Exercise data section start

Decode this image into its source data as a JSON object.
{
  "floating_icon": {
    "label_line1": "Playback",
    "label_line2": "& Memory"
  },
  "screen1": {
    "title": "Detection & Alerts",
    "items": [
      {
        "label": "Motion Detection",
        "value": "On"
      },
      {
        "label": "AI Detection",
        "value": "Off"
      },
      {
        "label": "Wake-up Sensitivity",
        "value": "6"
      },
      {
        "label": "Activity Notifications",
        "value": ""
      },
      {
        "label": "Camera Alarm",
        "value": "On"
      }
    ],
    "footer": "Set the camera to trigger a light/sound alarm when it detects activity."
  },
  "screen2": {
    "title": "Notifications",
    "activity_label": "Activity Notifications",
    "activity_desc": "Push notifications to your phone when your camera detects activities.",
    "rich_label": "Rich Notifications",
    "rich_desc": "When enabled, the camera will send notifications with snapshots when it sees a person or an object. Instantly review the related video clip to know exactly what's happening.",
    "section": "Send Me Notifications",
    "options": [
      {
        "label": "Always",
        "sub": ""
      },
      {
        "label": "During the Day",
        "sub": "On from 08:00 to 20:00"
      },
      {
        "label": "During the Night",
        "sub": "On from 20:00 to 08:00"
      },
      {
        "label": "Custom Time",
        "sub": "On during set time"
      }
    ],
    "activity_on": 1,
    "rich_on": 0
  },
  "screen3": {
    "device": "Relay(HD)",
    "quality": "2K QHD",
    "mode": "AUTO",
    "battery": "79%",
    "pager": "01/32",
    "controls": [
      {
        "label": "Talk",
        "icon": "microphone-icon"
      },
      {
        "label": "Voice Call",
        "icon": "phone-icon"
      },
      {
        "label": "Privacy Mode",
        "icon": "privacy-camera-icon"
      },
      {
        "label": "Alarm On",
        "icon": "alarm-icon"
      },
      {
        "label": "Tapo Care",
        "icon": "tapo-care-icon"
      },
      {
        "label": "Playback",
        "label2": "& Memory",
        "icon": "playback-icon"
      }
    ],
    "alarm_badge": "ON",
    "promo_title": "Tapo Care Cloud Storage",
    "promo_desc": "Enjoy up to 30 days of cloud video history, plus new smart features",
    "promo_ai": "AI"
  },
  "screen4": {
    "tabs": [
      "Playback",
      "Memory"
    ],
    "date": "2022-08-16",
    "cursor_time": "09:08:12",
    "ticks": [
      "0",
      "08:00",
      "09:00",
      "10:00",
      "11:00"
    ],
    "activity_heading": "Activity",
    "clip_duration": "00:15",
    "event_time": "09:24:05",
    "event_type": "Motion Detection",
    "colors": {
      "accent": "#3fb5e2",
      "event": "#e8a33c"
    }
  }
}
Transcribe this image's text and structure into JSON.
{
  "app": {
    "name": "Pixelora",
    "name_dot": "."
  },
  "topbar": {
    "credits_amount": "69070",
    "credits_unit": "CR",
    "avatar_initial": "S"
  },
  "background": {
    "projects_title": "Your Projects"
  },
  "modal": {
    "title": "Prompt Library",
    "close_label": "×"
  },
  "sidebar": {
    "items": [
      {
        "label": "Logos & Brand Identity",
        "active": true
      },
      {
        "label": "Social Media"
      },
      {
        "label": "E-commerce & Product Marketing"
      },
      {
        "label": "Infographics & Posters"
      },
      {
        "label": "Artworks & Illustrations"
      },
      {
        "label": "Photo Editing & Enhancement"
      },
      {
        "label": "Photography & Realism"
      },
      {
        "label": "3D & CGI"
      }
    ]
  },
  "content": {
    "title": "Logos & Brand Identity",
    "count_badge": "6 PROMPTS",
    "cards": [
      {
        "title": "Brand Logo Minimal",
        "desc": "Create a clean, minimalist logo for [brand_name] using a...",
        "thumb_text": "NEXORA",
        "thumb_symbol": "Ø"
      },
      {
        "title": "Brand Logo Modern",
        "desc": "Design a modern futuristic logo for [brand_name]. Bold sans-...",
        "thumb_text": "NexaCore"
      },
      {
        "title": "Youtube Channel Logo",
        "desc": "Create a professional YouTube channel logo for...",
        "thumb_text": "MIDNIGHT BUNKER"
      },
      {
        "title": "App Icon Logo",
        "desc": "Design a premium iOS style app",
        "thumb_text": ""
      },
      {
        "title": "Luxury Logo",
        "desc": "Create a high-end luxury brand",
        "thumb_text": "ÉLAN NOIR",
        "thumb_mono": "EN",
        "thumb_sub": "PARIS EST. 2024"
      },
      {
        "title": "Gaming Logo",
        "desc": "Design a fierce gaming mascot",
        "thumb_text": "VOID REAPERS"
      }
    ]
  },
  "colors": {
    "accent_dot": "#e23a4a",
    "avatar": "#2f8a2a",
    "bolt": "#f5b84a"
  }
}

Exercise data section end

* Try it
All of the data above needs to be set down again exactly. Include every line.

* Final answer
Decode this image into its source data as a JSON object.
{
  "floating_icon": {
    "label_line1": "Playback",
    "label_line2": "& Memory"
  },
  "screen1": {
    "title": "Detection & Alerts",
    "items": [
      {
        "label": "Motion Detection",
        "value": "On"
      },
      {
        "label": "AI Detection",
        "value": "Off"
      },
      {
        "label": "Wake-up Sensitivity",
        "value": "6"
      },
      {
        "label": "Activity Notifications",
        "value": ""
      },
      {
        "label": "Camera Alarm",
        "value": "On"
      }
    ],
    "footer": "Set the camera to trigger a light/sound alarm when it detects activity."
  },
  "screen2": {
    "title": "Notifications",
    "activity_label": "Activity Notifications",
    "activity_desc": "Push notifications to your phone when your camera detects activities.",
    "rich_label": "Rich Notifications",
    "rich_desc": "When enabled, the camera will send notifications with snapshots when it sees a person or an object. Instantly review the related video clip to know exactly what's happening.",
    "section": "Send Me Notifications",
    "options": [
      {
        "label": "Always",
        "sub": ""
      },
      {
        "label": "During the Day",
        "sub": "On from 08:00 to 20:00"
      },
      {
        "label": "During the Night",
        "sub": "On from 20:00 to 08:00"
      },
      {
        "label": "Custom Time",
        "sub": "On during set time"
      }
    ],
    "activity_on": 1,
    "rich_on": 0
  },
  "screen3": {
    "device": "Relay(HD)",
    "quality": "2K QHD",
    "mode": "AUTO",
    "battery": "79%",
    "pager": "01/32",
    "controls": [
      {
        "label": "Talk",
        "icon": "microphone-icon"
      },
      {
        "label": "Voice Call",
        "icon": "phone-icon"
      },
      {
        "label": "Privacy Mode",
        "icon": "privacy-camera-icon"
      },
      {
        "label": "Alarm On",
        "icon": "alarm-icon"
      },
      {
        "label": "Tapo Care",
        "icon": "tapo-care-icon"
      },
      {
        "label": "Playback",
        "label2": "& Memory",
        "icon": "playback-icon"
      }
    ],
    "alarm_badge": "ON",
    "promo_title": "Tapo Care Cloud Storage",
    "promo_desc": "Enjoy up to 30 days of cloud video history, plus new smart features",
    "promo_ai": "AI"
  },
  "screen4": {
    "tabs": [
      "Playback",
      "Memory"
    ],
    "date": "2022-08-16",
    "cursor_time": "09:08:12",
    "ticks": [
      "0",
      "08:00",
      "09:00",
      "10:00",
      "11:00"
    ],
    "activity_heading": "Activity",
    "clip_duration": "00:15",
    "event_time": "09:24:05",
    "event_type": "Motion Detection",
    "colors": {
      "accent": "#3fb5e2",
      "event": "#e8a33c"
    }
  }
}
Transcribe this image's text and structure into JSON.
{
  "app": {
    "name": "Pixelora",
    "name_dot": "."
  },
  "topbar": {
    "credits_amount": "69070",
    "credits_unit": "CR",
    "avatar_initial": "S"
  },
  "background": {
    "projects_title": "Your Projects"
  },
  "modal": {
    "title": "Prompt Library",
    "close_label": "×"
  },
  "sidebar": {
    "items": [
      {
        "label": "Logos & Brand Identity",
        "active": true
      },
      {
        "label": "Social Media"
      },
      {
        "label": "E-commerce & Product Marketing"
      },
      {
        "label": "Infographics & Posters"
      },
      {
        "label": "Artworks & Illustrations"
      },
      {
        "label": "Photo Editing & Enhancement"
      },
      {
        "label": "Photography & Realism"
      },
      {
        "label": "3D & CGI"
      }
    ]
  },
  "content": {
    "title": "Logos & Brand Identity",
    "count_badge": "6 PROMPTS",
    "cards": [
      {
        "title": "Brand Logo Minimal",
        "desc": "Create a clean, minimalist logo for [brand_name] using a...",
        "thumb_text": "NEXORA",
        "thumb_symbol": "Ø"
      },
      {
        "title": "Brand Logo Modern",
        "desc": "Design a modern futuristic logo for [brand_name]. Bold sans-...",
        "thumb_text": "NexaCore"
      },
      {
        "title": "Youtube Channel Logo",
        "desc": "Create a professional YouTube channel logo for...",
        "thumb_text": "MIDNIGHT BUNKER"
      },
      {
        "title": "App Icon Logo",
        "desc": "Design a premium iOS style app",
        "thumb_text": ""
      },
      {
        "title": "Luxury Logo",
        "desc": "Create a high-end luxury brand",
        "thumb_text": "ÉLAN NOIR",
        "thumb_mono": "EN",
        "thumb_sub": "PARIS EST. 2024"
      },
      {
        "title": "Gaming Logo",
        "desc": "Design a fierce gaming mascot",
        "thumb_text": "VOID REAPERS"
      }
    ]
  },
  "colors": {
    "accent_dot": "#e23a4a",
    "avatar": "#2f8a2a",
    "bolt": "#f5b84a"
  }
}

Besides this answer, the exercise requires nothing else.